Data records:
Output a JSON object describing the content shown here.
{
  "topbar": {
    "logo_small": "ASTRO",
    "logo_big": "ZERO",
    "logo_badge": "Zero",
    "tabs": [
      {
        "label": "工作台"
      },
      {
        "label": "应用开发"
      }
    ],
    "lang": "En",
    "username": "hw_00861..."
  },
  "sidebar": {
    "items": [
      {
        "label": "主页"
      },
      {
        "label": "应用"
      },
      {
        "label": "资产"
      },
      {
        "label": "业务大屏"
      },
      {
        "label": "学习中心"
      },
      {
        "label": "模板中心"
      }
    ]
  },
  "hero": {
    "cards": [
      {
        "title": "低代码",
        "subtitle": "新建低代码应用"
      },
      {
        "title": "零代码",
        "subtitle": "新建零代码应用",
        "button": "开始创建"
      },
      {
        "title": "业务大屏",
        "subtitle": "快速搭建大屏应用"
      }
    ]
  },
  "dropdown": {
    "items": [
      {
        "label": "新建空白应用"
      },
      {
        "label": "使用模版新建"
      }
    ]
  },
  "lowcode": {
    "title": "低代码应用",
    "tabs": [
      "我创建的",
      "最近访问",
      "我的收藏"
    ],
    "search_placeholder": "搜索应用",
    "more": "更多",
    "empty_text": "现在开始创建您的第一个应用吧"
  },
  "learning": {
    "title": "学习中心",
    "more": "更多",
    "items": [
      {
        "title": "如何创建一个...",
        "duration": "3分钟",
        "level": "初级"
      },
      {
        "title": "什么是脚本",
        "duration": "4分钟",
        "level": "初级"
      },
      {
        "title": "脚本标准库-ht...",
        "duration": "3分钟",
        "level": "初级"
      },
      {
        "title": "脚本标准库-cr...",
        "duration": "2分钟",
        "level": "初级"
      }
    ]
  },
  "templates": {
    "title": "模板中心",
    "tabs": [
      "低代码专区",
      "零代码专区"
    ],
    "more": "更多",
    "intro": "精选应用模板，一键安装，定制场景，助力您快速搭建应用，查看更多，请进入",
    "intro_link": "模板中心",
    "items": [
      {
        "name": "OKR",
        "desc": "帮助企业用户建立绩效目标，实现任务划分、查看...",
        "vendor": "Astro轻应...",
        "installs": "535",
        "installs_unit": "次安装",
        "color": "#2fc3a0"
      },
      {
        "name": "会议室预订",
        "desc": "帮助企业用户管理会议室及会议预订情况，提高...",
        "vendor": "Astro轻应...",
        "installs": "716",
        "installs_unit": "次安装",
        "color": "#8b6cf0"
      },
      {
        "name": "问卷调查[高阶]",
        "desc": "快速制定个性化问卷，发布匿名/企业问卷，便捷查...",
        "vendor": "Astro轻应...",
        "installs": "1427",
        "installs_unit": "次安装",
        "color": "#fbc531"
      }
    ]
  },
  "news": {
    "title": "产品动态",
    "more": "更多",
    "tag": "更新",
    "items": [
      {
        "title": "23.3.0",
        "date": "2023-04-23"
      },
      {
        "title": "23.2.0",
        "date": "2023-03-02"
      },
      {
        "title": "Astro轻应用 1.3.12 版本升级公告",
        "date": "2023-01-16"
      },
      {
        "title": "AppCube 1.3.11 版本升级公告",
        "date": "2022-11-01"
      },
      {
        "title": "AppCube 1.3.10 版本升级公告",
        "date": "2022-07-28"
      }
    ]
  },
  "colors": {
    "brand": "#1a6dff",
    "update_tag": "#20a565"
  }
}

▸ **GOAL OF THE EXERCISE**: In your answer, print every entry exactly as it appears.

▸ **RESULT**:
Output a JSON object describing the content shown here.
{
  "topbar": {
    "logo_small": "ASTRO",
    "logo_big": "ZERO",
    "logo_badge": "Zero",
    "tabs": [
      {
        "label": "工作台"
      },
      {
        "label": "应用开发"
      }
    ],
    "lang": "En",
    "username": "hw_00861..."
  },
  "sidebar": {
    "items": [
      {
        "label": "主页"
      },
      {
        "label": "应用"
      },
      {
        "label": "资产"
      },
      {
        "label": "业务大屏"
      },
      {
        "label": "学习中心"
      },
      {
        "label": "模板中心"
      }
    ]
  },
  "hero": {
    "cards": [
      {
        "title": "低代码",
        "subtitle": "新建低代码应用"
      },
      {
        "title": "零代码",
        "subtitle": "新建零代码应用",
        "button": "开始创建"
      },
      {
        "title": "业务大屏",
        "subtitle": "快速搭建大屏应用"
      }
    ]
  },
  "dropdown": {
    "items": [
      {
        "label": "新建空白应用"
      },
      {
        "label": "使用模版新建"
      }
    ]
  },
  "lowcode": {
    "title": "低代码应用",
    "tabs": [
      "我创建的",
      "最近访问",
      "我的收藏"
    ],
    "search_placeholder": "搜索应用",
    "more": "更多",
    "empty_text": "现在开始创建您的第一个应用吧"
  },
  "learning": {
    "title": "学习中心",
    "more": "更多",
    "items": [
      {
        "title": "如何创建一个...",
        "duration": "3分钟",
        "level": "初级"
      },
      {
        "title": "什么是脚本",
        "duration": "4分钟",
        "level": "初级"
      },
      {
        "title": "脚本标准库-ht...",
        "duration": "3分钟",
        "level": "初级"
      },
      {
        "title": "脚本标准库-cr...",
        "duration": "2分钟",
        "level": "初级"
      }
    ]
  },
  "templates": {
    "title": "模板中心",
    "tabs": [
      "低代码专区",
      "零代码专区"
    ],
    "more": "更多",
    "intro": "精选应用模板，一键安装，定制场景，助力您快速搭建应用，查看更多，请进入",
    "intro_link": "模板中心",
    "items": [
      {
        "name": "OKR",
        "desc": "帮助企业用户建立绩效目标，实现任务划分、查看...",
        "vendor": "Astro轻应...",
        "installs": "535",
        "installs_unit": "次安装",
        "color": "#2fc3a0"
      },
      {
        "name": "会议室预订",
        "desc": "帮助企业用户管理会议室及会议预订情况，提高...",
        "vendor": "Astro轻应...",
        "installs": "716",
        "installs_unit": "次安装",
        "color": "#8b6cf0"
      },
      {
        "name": "问卷调查[高阶]",
        "desc": "快速制定个性化问卷，发布匿名/企业问卷，便捷查...",
        "vendor": "Astro轻应...",
        "installs": "1427",
        "installs_unit": "次安装",
        "color": "#fbc531"
      }
    ]
  },
  "news": {
    "title": "产品动态",
    "more": "更多",
    "tag": "更新",
    "items": [
      {
        "title": "23.3.0",
        "date": "2023-04-23"
      },
      {
        "title": "23.2.0",
        "date": "2023-03-02"
      },
      {
        "title": "Astro轻应用 1.3.12 版本升级公告",
        "date": "2023-01-16"
      },
      {
        "title": "AppCube 1.3.11 版本升级公告",
        "date": "2022-11-01"
      },
      {
        "title": "AppCube 1.3.10 版本升级公告",
        "date": "2022-07-28"
      }
    ]
  },
  "colors": {
    "brand": "#1a6dff",
    "update_tag": "#20a565"
  }
}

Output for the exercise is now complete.